EXERCISE -
The records below must be returned exactly, with every picture left out.

(Dataset records)

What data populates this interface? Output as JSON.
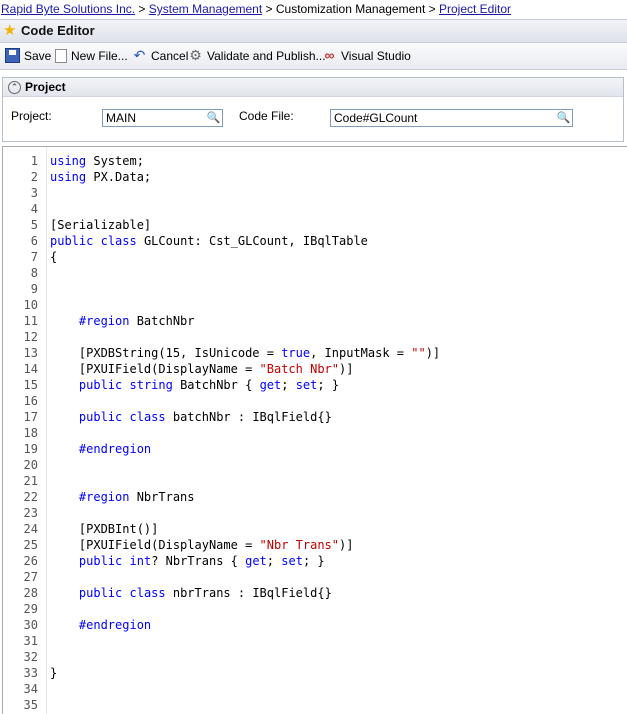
{
  "breadcrumb": {
    "crumb1": "Rapid Byte Solutions Inc.",
    "crumb2": "System Management",
    "crumb3": "Customization Management",
    "crumb4": "Project Editor",
    "separator": ">"
  },
  "header": {
    "title": "Code Editor"
  },
  "toolbar": {
    "save": "Save",
    "new_file": "New File...",
    "cancel": "Cancel",
    "validate": "Validate and Publish...",
    "visual_studio": "Visual Studio"
  },
  "project_panel": {
    "title": "Project",
    "project_label": "Project:",
    "project_value": "MAIN",
    "code_file_label": "Code File:",
    "code_file_value": "Code#GLCount"
  },
  "colors": {
    "keyword": "#0000ff",
    "string": "#c00000",
    "link": "#1a1aa6"
  },
  "code_lines": [
    [
      [
        "kw",
        "using"
      ],
      [
        "pl",
        " System;"
      ]
    ],
    [
      [
        "kw",
        "using"
      ],
      [
        "pl",
        " PX.Data;"
      ]
    ],
    [],
    [],
    [
      [
        "pl",
        "[Serializable]"
      ]
    ],
    [
      [
        "kw",
        "public"
      ],
      [
        "pl",
        " "
      ],
      [
        "kw",
        "class"
      ],
      [
        "pl",
        " GLCount: Cst_GLCount, IBqlTable"
      ]
    ],
    [
      [
        "pl",
        "{"
      ]
    ],
    [],
    [],
    [],
    [
      [
        "pl",
        "    "
      ],
      [
        "kw",
        "#region"
      ],
      [
        "pl",
        " BatchNbr"
      ]
    ],
    [],
    [
      [
        "pl",
        "    [PXDBString(15, IsUnicode = "
      ],
      [
        "kw",
        "true"
      ],
      [
        "pl",
        ", InputMask = "
      ],
      [
        "str",
        "\"\""
      ],
      [
        "pl",
        ")]"
      ]
    ],
    [
      [
        "pl",
        "    [PXUIField(DisplayName = "
      ],
      [
        "str",
        "\"Batch Nbr\""
      ],
      [
        "pl",
        ")]"
      ]
    ],
    [
      [
        "pl",
        "    "
      ],
      [
        "kw",
        "public"
      ],
      [
        "pl",
        " "
      ],
      [
        "kw",
        "string"
      ],
      [
        "pl",
        " BatchNbr { "
      ],
      [
        "kw",
        "get"
      ],
      [
        "pl",
        "; "
      ],
      [
        "kw",
        "set"
      ],
      [
        "pl",
        "; }"
      ]
    ],
    [],
    [
      [
        "pl",
        "    "
      ],
      [
        "kw",
        "public"
      ],
      [
        "pl",
        " "
      ],
      [
        "kw",
        "class"
      ],
      [
        "pl",
        " batchNbr : IBqlField{}"
      ]
    ],
    [],
    [
      [
        "pl",
        "    "
      ],
      [
        "kw",
        "#endregion"
      ]
    ],
    [],
    [],
    [
      [
        "pl",
        "    "
      ],
      [
        "kw",
        "#region"
      ],
      [
        "pl",
        " NbrTrans"
      ]
    ],
    [],
    [
      [
        "pl",
        "    [PXDBInt()]"
      ]
    ],
    [
      [
        "pl",
        "    [PXUIField(DisplayName = "
      ],
      [
        "str",
        "\"Nbr Trans\""
      ],
      [
        "pl",
        ")]"
      ]
    ],
    [
      [
        "pl",
        "    "
      ],
      [
        "kw",
        "public"
      ],
      [
        "pl",
        " "
      ],
      [
        "kw",
        "int"
      ],
      [
        "pl",
        "? NbrTrans { "
      ],
      [
        "kw",
        "get"
      ],
      [
        "pl",
        "; "
      ],
      [
        "kw",
        "set"
      ],
      [
        "pl",
        "; }"
      ]
    ],
    [],
    [
      [
        "pl",
        "    "
      ],
      [
        "kw",
        "public"
      ],
      [
        "pl",
        " "
      ],
      [
        "kw",
        "class"
      ],
      [
        "pl",
        " nbrTrans : IBqlField{}"
      ]
    ],
    [],
    [
      [
        "pl",
        "    "
      ],
      [
        "kw",
        "#endregion"
      ]
    ],
    [],
    [],
    [
      [
        "pl",
        "}"
      ]
    ],
    [],
    []
  ]
}
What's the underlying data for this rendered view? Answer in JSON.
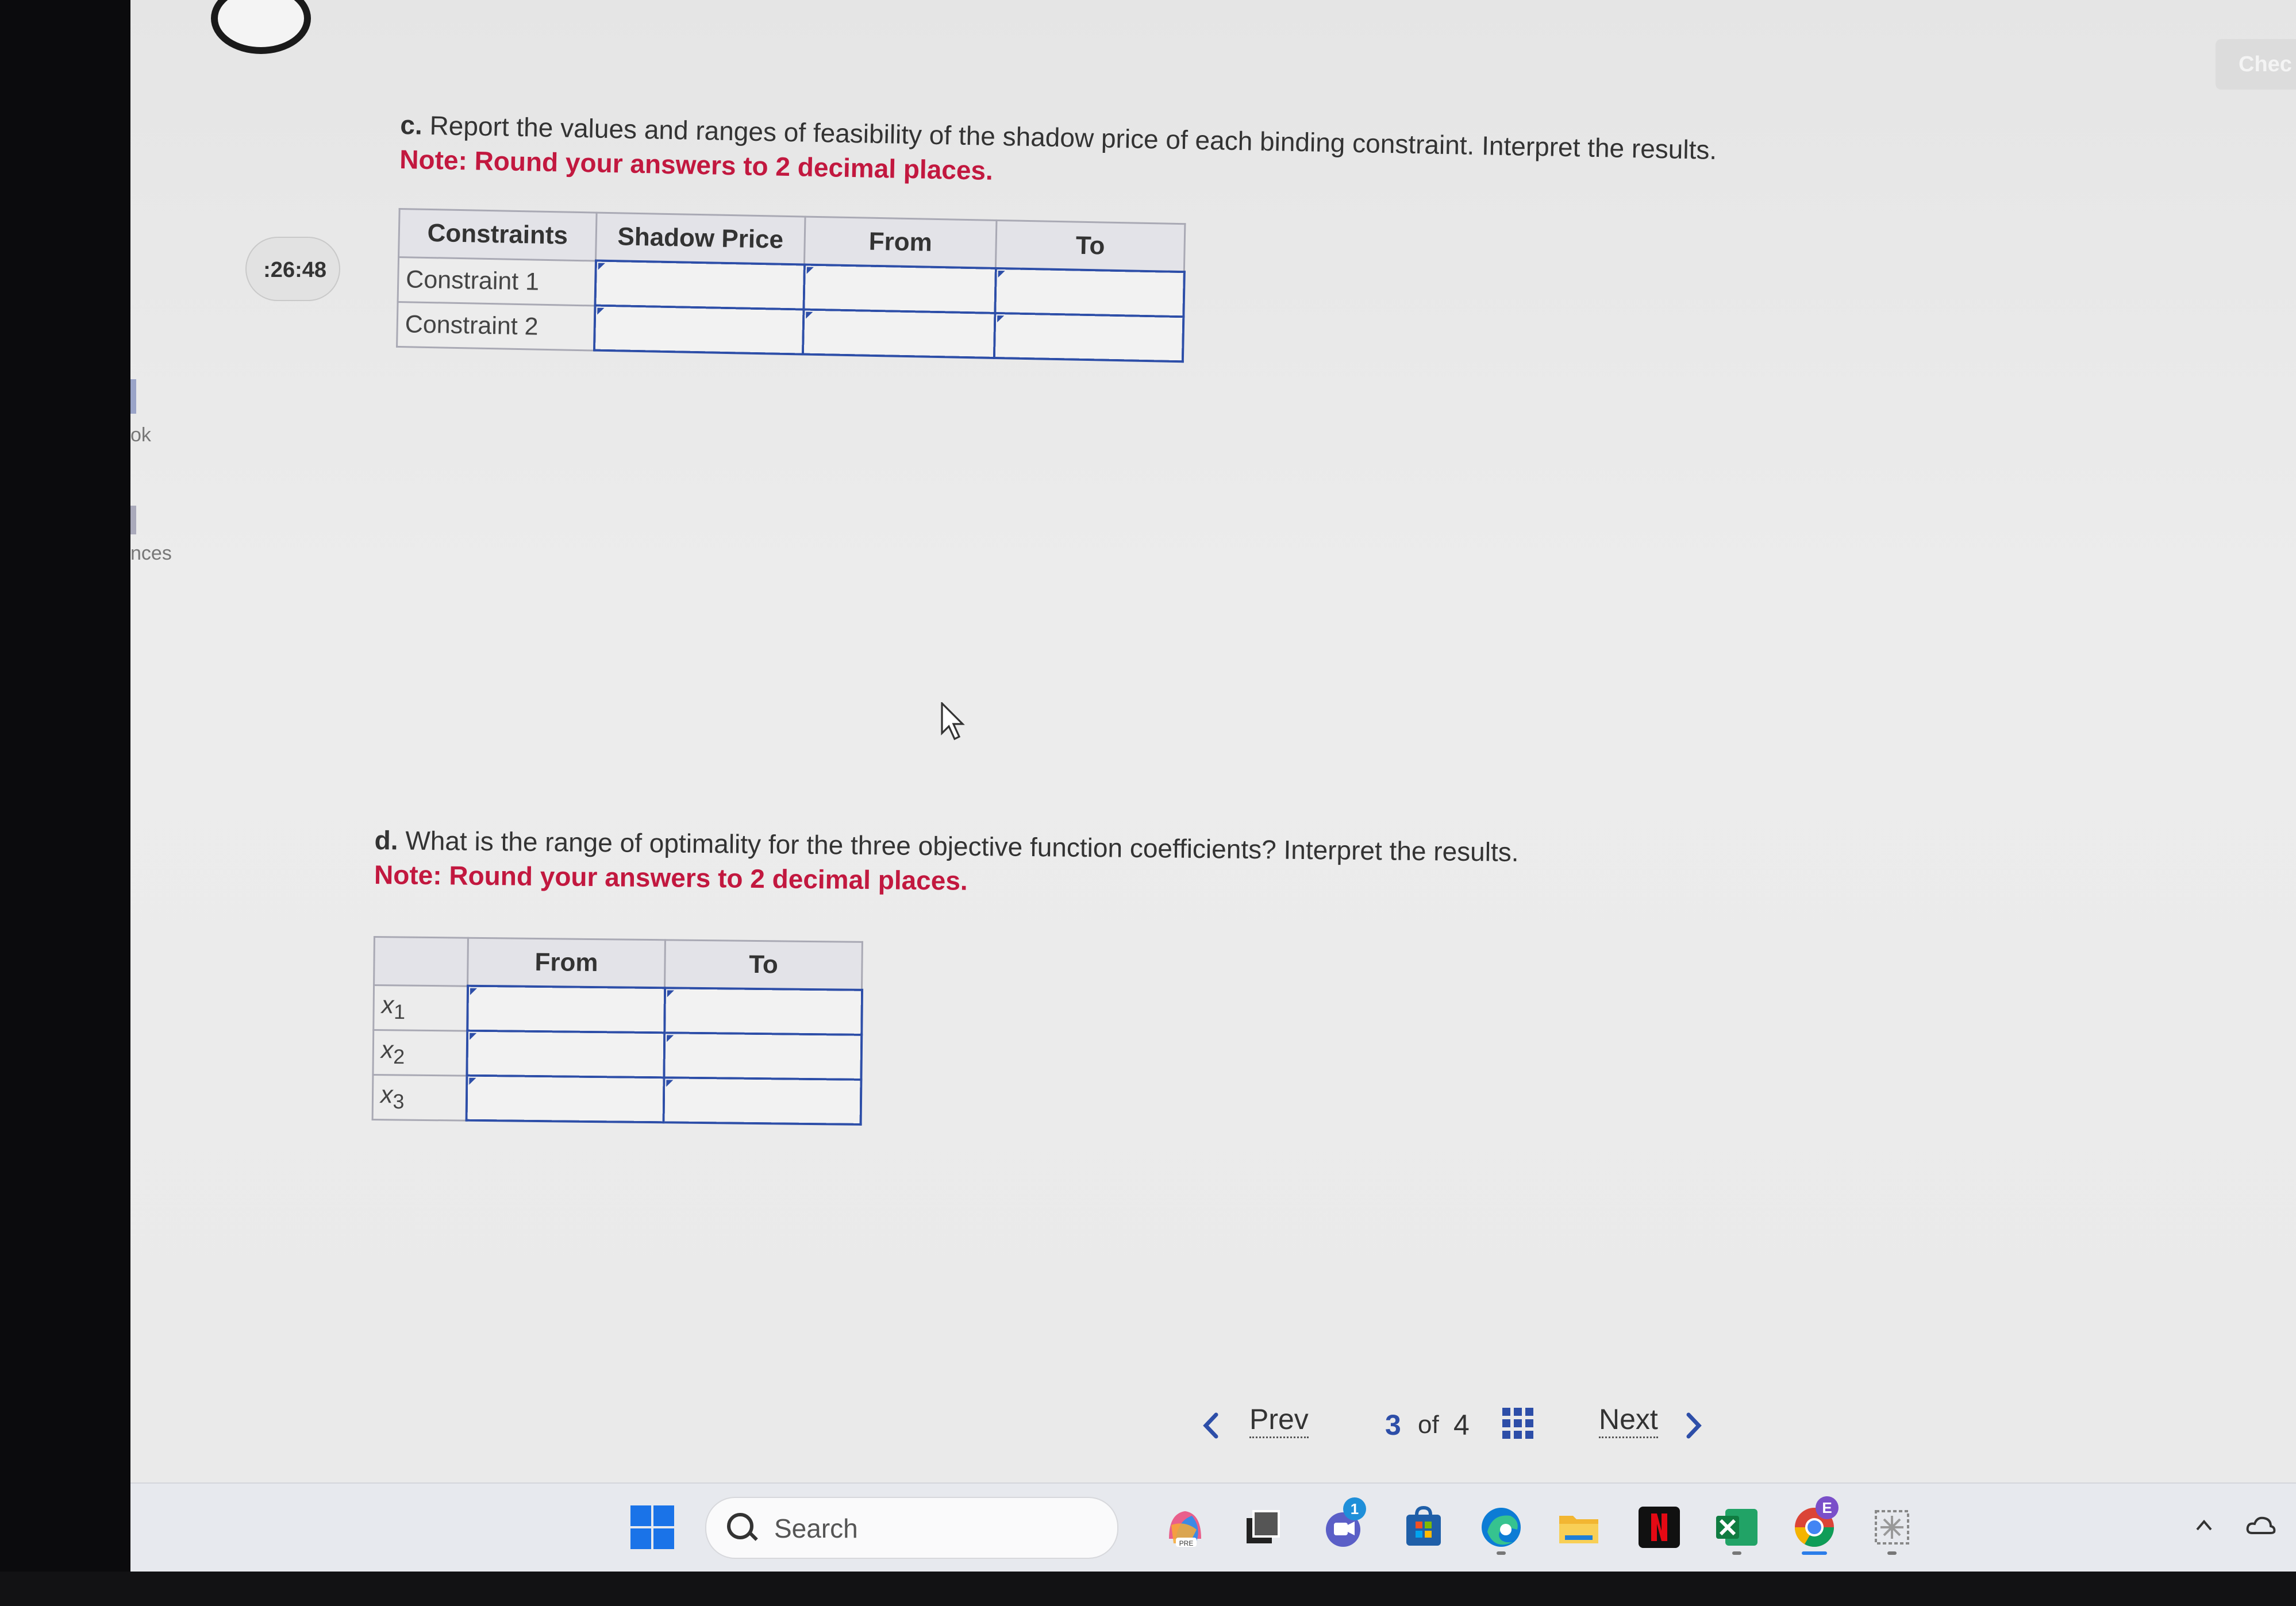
{
  "sidebar": {
    "timer": ":26:48",
    "items": [
      {
        "label": "ok"
      },
      {
        "label": "nces"
      }
    ]
  },
  "header": {
    "check_label": "Chec"
  },
  "section_c": {
    "letter": "c.",
    "question": "Report the values and ranges of feasibility of the shadow price of each binding constraint. Interpret the results.",
    "note": "Note: Round your answers to 2 decimal places.",
    "table": {
      "headers": [
        "Constraints",
        "Shadow Price",
        "From",
        "To"
      ],
      "rows": [
        {
          "label": "Constraint 1",
          "shadow_price": "",
          "from": "",
          "to": ""
        },
        {
          "label": "Constraint 2",
          "shadow_price": "",
          "from": "",
          "to": ""
        }
      ]
    }
  },
  "section_d": {
    "letter": "d.",
    "question": "What is the range of optimality for the three objective function coefficients? Interpret the results.",
    "note": "Note: Round your answers to 2 decimal places.",
    "table": {
      "headers": [
        "",
        "From",
        "To"
      ],
      "rows": [
        {
          "var": "x",
          "sub": "1",
          "from": "",
          "to": ""
        },
        {
          "var": "x",
          "sub": "2",
          "from": "",
          "to": ""
        },
        {
          "var": "x",
          "sub": "3",
          "from": "",
          "to": ""
        }
      ]
    }
  },
  "pager": {
    "prev": "Prev",
    "current": "3",
    "of": "of",
    "total": "4",
    "next": "Next"
  },
  "taskbar": {
    "search_placeholder": "Search",
    "badges": {
      "chat": "1",
      "chrome": "E"
    },
    "icons": [
      "windows-start-icon",
      "copilot-icon",
      "task-view-icon",
      "chat-icon",
      "store-icon",
      "edge-icon",
      "file-explorer-icon",
      "netflix-icon",
      "excel-icon",
      "chrome-icon",
      "snipping-icon"
    ],
    "store_colors": [
      "#f25022",
      "#7fba00",
      "#00a4ef",
      "#ffb900"
    ]
  }
}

SOLUTION -
What data populates this interface? Output as JSON.
{
  "breadcrumb": {
    "crumb1": "Rapid Byte Solutions Inc.",
    "crumb2": "System Management",
    "crumb3": "Customization Management",
    "crumb4": "Project Editor",
    "separator": ">"
  },
  "header": {
    "title": "Code Editor"
  },
  "toolbar": {
    "save": "Save",
    "new_file": "New File...",
    "cancel": "Cancel",
    "validate": "Validate and Publish...",
    "visual_studio": "Visual Studio"
  },
  "project_panel": {
    "title": "Project",
    "project_label": "Project:",
    "project_value": "MAIN",
    "code_file_label": "Code File:",
    "code_file_value": "Code#GLCount"
  },
  "colors": {
    "keyword": "#0000ff",
    "string": "#c00000",
    "link": "#1a1aa6"
  },
  "code_lines": [
    [
      [
        "kw",
        "using"
      ],
      [
        "pl",
        " System;"
      ]
    ],
    [
      [
        "kw",
        "using"
      ],
      [
        "pl",
        " PX.Data;"
      ]
    ],
    [],
    [],
    [
      [
        "pl",
        "[Serializable]"
      ]
    ],
    [
      [
        "kw",
        "public"
      ],
      [
        "pl",
        " "
      ],
      [
        "kw",
        "class"
      ],
      [
        "pl",
        " GLCount: Cst_GLCount, IBqlTable"
      ]
    ],
    [
      [
        "pl",
        "{"
      ]
    ],
    [],
    [],
    [],
    [
      [
        "pl",
        "    "
      ],
      [
        "kw",
        "#region"
      ],
      [
        "pl",
        " BatchNbr"
      ]
    ],
    [],
    [
      [
        "pl",
        "    [PXDBString(15, IsUnicode = "
      ],
      [
        "kw",
        "true"
      ],
      [
        "pl",
        ", InputMask = "
      ],
      [
        "str",
        "\"\""
      ],
      [
        "pl",
        ")]"
      ]
    ],
    [
      [
        "pl",
        "    [PXUIField(DisplayName = "
      ],
      [
        "str",
        "\"Batch Nbr\""
      ],
      [
        "pl",
        ")]"
      ]
    ],
    [
      [
        "pl",
        "    "
      ],
      [
        "kw",
        "public"
      ],
      [
        "pl",
        " "
      ],
      [
        "kw",
        "string"
      ],
      [
        "pl",
        " BatchNbr { "
      ],
      [
        "kw",
        "get"
      ],
      [
        "pl",
        "; "
      ],
      [
        "kw",
        "set"
      ],
      [
        "pl",
        "; }"
      ]
    ],
    [],
    [
      [
        "pl",
        "    "
      ],
      [
        "kw",
        "public"
      ],
      [
        "pl",
        " "
      ],
      [
        "kw",
        "class"
      ],
      [
        "pl",
        " batchNbr : IBqlField{}"
      ]
    ],
    [],
    [
      [
        "pl",
        "    "
      ],
      [
        "kw",
        "#endregion"
      ]
    ],
    [],
    [],
    [
      [
        "pl",
        "    "
      ],
      [
        "kw",
        "#region"
      ],
      [
        "pl",
        " NbrTrans"
      ]
    ],
    [],
    [
      [
        "pl",
        "    [PXDBInt()]"
      ]
    ],
    [
      [
        "pl",
        "    [PXUIField(DisplayName = "
      ],
      [
        "str",
        "\"Nbr Trans\""
      ],
      [
        "pl",
        ")]"
      ]
    ],
    [
      [
        "pl",
        "    "
      ],
      [
        "kw",
        "public"
      ],
      [
        "pl",
        " "
      ],
      [
        "kw",
        "int"
      ],
      [
        "pl",
        "? NbrTrans { "
      ],
      [
        "kw",
        "get"
      ],
      [
        "pl",
        "; "
      ],
      [
        "kw",
        "set"
      ],
      [
        "pl",
        "; }"
      ]
    ],
    [],
    [
      [
        "pl",
        "    "
      ],
      [
        "kw",
        "public"
      ],
      [
        "pl",
        " "
      ],
      [
        "kw",
        "class"
      ],
      [
        "pl",
        " nbrTrans : IBqlField{}"
      ]
    ],
    [],
    [
      [
        "pl",
        "    "
      ],
      [
        "kw",
        "#endregion"
      ]
    ],
    [],
    [],
    [
      [
        "pl",
        "}"
      ]
    ],
    [],
    []
  ]
}
What's the underlying data for this rendered view? Answer in JSON.
{
  "sidebar": {
    "timer": ":26:48",
    "items": [
      {
        "label": "ok"
      },
      {
        "label": "nces"
      }
    ]
  },
  "header": {
    "check_label": "Chec"
  },
  "section_c": {
    "letter": "c.",
    "question": "Report the values and ranges of feasibility of the shadow price of each binding constraint. Interpret the results.",
    "note": "Note: Round your answers to 2 decimal places.",
    "table": {
      "headers": [
        "Constraints",
        "Shadow Price",
        "From",
        "To"
      ],
      "rows": [
        {
          "label": "Constraint 1",
          "shadow_price": "",
          "from": "",
          "to": ""
        },
        {
          "label": "Constraint 2",
          "shadow_price": "",
          "from": "",
          "to": ""
        }
      ]
    }
  },
  "section_d": {
    "letter": "d.",
    "question": "What is the range of optimality for the three objective function coefficients? Interpret the results.",
    "note": "Note: Round your answers to 2 decimal places.",
    "table": {
      "headers": [
        "",
        "From",
        "To"
      ],
      "rows": [
        {
          "var": "x",
          "sub": "1",
          "from": "",
          "to": ""
        },
        {
          "var": "x",
          "sub": "2",
          "from": "",
          "to": ""
        },
        {
          "var": "x",
          "sub": "3",
          "from": "",
          "to": ""
        }
      ]
    }
  },
  "pager": {
    "prev": "Prev",
    "current": "3",
    "of": "of",
    "total": "4",
    "next": "Next"
  },
  "taskbar": {
    "search_placeholder": "Search",
    "badges": {
      "chat": "1",
      "chrome": "E"
    },
    "icons": [
      "windows-start-icon",
      "copilot-icon",
      "task-view-icon",
      "chat-icon",
      "store-icon",
      "edge-icon",
      "file-explorer-icon",
      "netflix-icon",
      "excel-icon",
      "chrome-icon",
      "snipping-icon"
    ],
    "store_colors": [
      "#f25022",
      "#7fba00",
      "#00a4ef",
      "#ffb900"
    ]
  }
}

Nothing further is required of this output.